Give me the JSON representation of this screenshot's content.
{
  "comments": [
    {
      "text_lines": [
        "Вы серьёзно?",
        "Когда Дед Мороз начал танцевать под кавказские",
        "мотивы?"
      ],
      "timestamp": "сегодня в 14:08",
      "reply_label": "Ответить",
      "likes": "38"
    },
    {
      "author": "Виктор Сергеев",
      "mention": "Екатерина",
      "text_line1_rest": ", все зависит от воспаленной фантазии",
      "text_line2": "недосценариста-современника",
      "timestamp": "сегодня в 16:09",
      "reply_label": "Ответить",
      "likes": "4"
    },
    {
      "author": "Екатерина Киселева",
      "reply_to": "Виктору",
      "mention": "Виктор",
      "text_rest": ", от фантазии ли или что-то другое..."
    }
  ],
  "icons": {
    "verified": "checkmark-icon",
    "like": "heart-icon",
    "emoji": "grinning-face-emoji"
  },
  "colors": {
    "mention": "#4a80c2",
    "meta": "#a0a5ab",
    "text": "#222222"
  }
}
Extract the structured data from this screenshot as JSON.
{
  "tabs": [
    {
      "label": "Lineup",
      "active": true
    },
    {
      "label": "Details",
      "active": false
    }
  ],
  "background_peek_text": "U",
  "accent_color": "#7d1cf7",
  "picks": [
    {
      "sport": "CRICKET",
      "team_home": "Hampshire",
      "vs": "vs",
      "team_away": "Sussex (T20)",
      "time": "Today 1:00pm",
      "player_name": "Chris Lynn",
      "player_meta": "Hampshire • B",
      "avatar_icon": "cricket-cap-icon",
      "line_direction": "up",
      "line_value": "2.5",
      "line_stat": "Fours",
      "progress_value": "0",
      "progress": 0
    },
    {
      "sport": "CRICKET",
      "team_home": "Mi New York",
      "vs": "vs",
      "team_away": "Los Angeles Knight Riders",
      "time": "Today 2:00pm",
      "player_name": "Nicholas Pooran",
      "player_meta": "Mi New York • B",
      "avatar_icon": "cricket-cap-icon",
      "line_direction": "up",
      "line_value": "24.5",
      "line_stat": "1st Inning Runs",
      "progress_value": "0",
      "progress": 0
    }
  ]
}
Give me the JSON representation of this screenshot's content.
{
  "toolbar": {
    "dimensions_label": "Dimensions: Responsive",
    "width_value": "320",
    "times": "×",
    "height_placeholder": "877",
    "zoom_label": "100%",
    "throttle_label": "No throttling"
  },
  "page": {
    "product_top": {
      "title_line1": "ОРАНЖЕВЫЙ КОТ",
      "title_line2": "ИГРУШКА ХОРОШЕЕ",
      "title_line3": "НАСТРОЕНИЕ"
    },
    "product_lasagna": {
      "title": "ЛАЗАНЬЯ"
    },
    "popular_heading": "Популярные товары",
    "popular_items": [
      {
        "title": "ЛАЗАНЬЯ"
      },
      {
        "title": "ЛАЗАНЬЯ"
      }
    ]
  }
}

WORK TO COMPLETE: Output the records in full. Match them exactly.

EXERCISE ANSWER:
Give me the JSON representation of this screenshot's content.
{
  "comments": [
    {
      "text_lines": [
        "Вы серьёзно?",
        "Когда Дед Мороз начал танцевать под кавказские",
        "мотивы?"
      ],
      "timestamp": "сегодня в 14:08",
      "reply_label": "Ответить",
      "likes": "38"
    },
    {
      "author": "Виктор Сергеев",
      "mention": "Екатерина",
      "text_line1_rest": ", все зависит от воспаленной фантазии",
      "text_line2": "недосценариста-современника",
      "timestamp": "сегодня в 16:09",
      "reply_label": "Ответить",
      "likes": "4"
    },
    {
      "author": "Екатерина Киселева",
      "reply_to": "Виктору",
      "mention": "Виктор",
      "text_rest": ", от фантазии ли или что-то другое..."
    }
  ],
  "icons": {
    "verified": "checkmark-icon",
    "like": "heart-icon",
    "emoji": "grinning-face-emoji"
  },
  "colors": {
    "mention": "#4a80c2",
    "meta": "#a0a5ab",
    "text": "#222222"
  }
}
Extract the structured data from this screenshot as JSON.
{
  "tabs": [
    {
      "label": "Lineup",
      "active": true
    },
    {
      "label": "Details",
      "active": false
    }
  ],
  "background_peek_text": "U",
  "accent_color": "#7d1cf7",
  "picks": [
    {
      "sport": "CRICKET",
      "team_home": "Hampshire",
      "vs": "vs",
      "team_away": "Sussex (T20)",
      "time": "Today 1:00pm",
      "player_name": "Chris Lynn",
      "player_meta": "Hampshire • B",
      "avatar_icon": "cricket-cap-icon",
      "line_direction": "up",
      "line_value": "2.5",
      "line_stat": "Fours",
      "progress_value": "0",
      "progress": 0
    },
    {
      "sport": "CRICKET",
      "team_home": "Mi New York",
      "vs": "vs",
      "team_away": "Los Angeles Knight Riders",
      "time": "Today 2:00pm",
      "player_name": "Nicholas Pooran",
      "player_meta": "Mi New York • B",
      "avatar_icon": "cricket-cap-icon",
      "line_direction": "up",
      "line_value": "24.5",
      "line_stat": "1st Inning Runs",
      "progress_value": "0",
      "progress": 0
    }
  ]
}
Give me the JSON representation of this screenshot's content.
{
  "toolbar": {
    "dimensions_label": "Dimensions: Responsive",
    "width_value": "320",
    "times": "×",
    "height_placeholder": "877",
    "zoom_label": "100%",
    "throttle_label": "No throttling"
  },
  "page": {
    "product_top": {
      "title_line1": "ОРАНЖЕВЫЙ КОТ",
      "title_line2": "ИГРУШКА ХОРОШЕЕ",
      "title_line3": "НАСТРОЕНИЕ"
    },
    "product_lasagna": {
      "title": "ЛАЗАНЬЯ"
    },
    "popular_heading": "Популярные товары",
    "popular_items": [
      {
        "title": "ЛАЗАНЬЯ"
      },
      {
        "title": "ЛАЗАНЬЯ"
      }
    ]
  }
}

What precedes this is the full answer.